So in recognition of your accomplishments, from defense and diplomacy to advanced electrical engineering, we are honored to host you today, Madam Minister. Your insights are most welcome here, and thank you again for coming.
If you'd like to say a few words in front of the press, the floor is yours.
MINISTER OF DEFENSE RADMILA SHEKERINSKA: Well, thank you, Mr. Defense Secretary, General Mattis.
Let me thank you for this opportunity, and for the steadfast support that the Republic of Macedonia has been receiving from the United States of America.
Since our independence, we have placed NATO membership as our key strategic priority, and we have secured and maintained a very strong consensus within our society for this.
Let me assure you that Macedonia is ready to become a NATO member. We have recovered very quickly from our protracted political crisis, and after a strong reformist push, we are seen now as the source of hope in the Balkans.
We have engaged in defense -- important defense reforms, supported strongly by the U.S., and we have increased our contributions to the NATO-led mission in Afghanistan. We have proven to be a dedicated and reliable partner, and we aim to be also such an ally, as member of the alliance.
Therefore, allow me to ask for your support -- for the U.S. strong support as Macedonia's strategic partner for our NATO membership in a strategic goal that has united all the previous and the present government, and most of the citizens of the country. An invitation for Macedonia this July will support us in our strategic goal, will help the region in building long-lasting stability, and will also increase the U.S. and NATO leverage and readiness.
So thank you very much again for this opportunity.
SEC. MATTIS: You're most welcome, Madam Minister.
And if the press will excuse us, we will now get down to work. Thank you very much for coming out today.
Q: Mr. Secretary, 10 of our colleagues were killed in Afghanistan yesterday. And today a new report says that Afghan security forces have shrunk by 10 percent. The message from this building has consistently been that things -- the situation is turning around; that things are improving there.
How do you reconcile this difference?
SEC. MATTIS: First, I don't know that that's been the message from this building. I would not subscribe to that.
We said last August NATO is going to hold the line. We knew there would be tough fighting going forward.
The murder of journalists and other innocent people is a great testimony to what it is we stand for; more importantly, what we stand against.

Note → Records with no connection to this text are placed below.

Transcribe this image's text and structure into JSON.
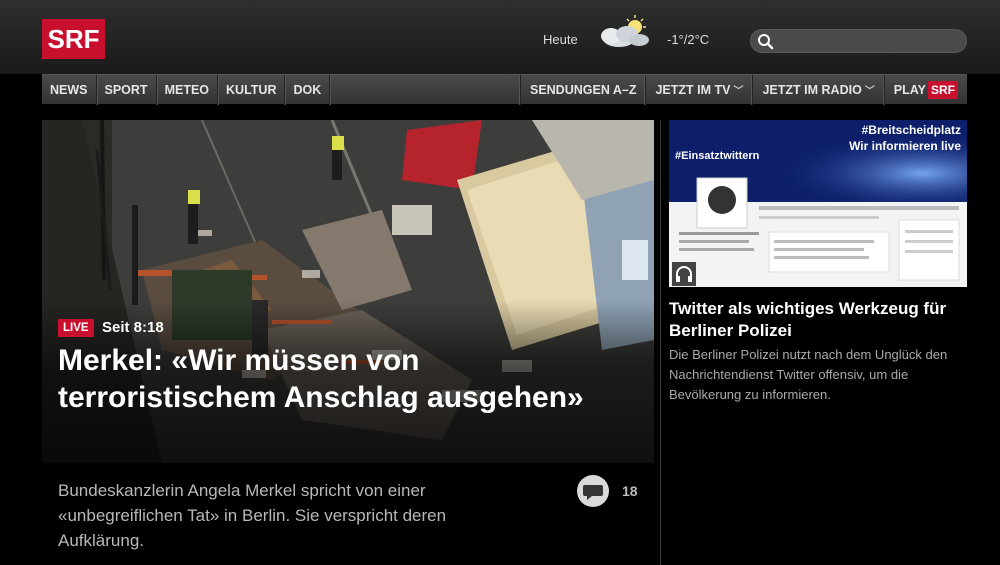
{
  "brand": {
    "logo_text": "SRF",
    "accent": "#c8102e"
  },
  "weather": {
    "label": "Heute",
    "icon": "partly-cloudy-icon",
    "temp": "-1°/2°C"
  },
  "search": {
    "placeholder": "",
    "icon": "search-icon"
  },
  "nav": {
    "left": [
      "NEWS",
      "SPORT",
      "METEO",
      "KULTUR",
      "DOK"
    ],
    "right": [
      {
        "label": "SENDUNGEN A–Z",
        "dropdown": false
      },
      {
        "label": "JETZT IM TV",
        "dropdown": true
      },
      {
        "label": "JETZT IM RADIO",
        "dropdown": true
      }
    ],
    "play": {
      "label": "PLAY",
      "badge": "SRF"
    }
  },
  "hero": {
    "live": "LIVE",
    "since": "Seit 8:18",
    "title": "Merkel: «Wir müssen von terroristischem Anschlag ausgehen»",
    "lead": "Bundeskanzlerin Angela Merkel spricht von einer «unbegreiflichen Tat» in Berlin. Sie verspricht deren Aufklärung.",
    "comments": "18"
  },
  "side": {
    "tags": [
      "#Breitscheidplatz",
      "Wir informieren live",
      "#Einsatztwittern"
    ],
    "title": "Twitter als wichtiges Werkzeug für Berliner Polizei",
    "text": "Die Berliner Polizei nutzt nach dem Unglück den Nachrichtendienst Twitter offensiv, um die Bevölkerung zu informieren."
  }
}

The Afghan military is being made more capable. You'll notice that more of the forces are special forces, advised and assisted, accompanied by NATO mentors, and these are the most effective forces. So the expansion there is why the enemy has been unable to take any district centers, provincial centers, or make any advances there.
We anticipated, and are doing our best, and have been successful at blocking many of these attacks on innocent people. But unfortunately, once in a while, they get through, because any terrorist organization that realizes it can't win by ballots and turns to bombs -- this is simply what they do: They murder innocent people.
We'll stand by the Afghan people. We'll stand by the Afghan government. And the NATO mission will continue, as we drive them to a political settlement.
But thanks very much, everybody.
Q: Mr. Secretary, the U.K. and France say that the documents presented yesterday by Prime Minister Netanyahu show why the Iran deal should be in place. The IAEA (International Atomic Energy Agency) says there's been no credible evidence of any activity by Iran since 2009.
Are you taking this into account as you advise the president?
SEC. MATTIS: I advise the president, and I owe him a certain amount of confidentiality as I do that.
But thanks very much, ladies and gentlemen. We need to get to work.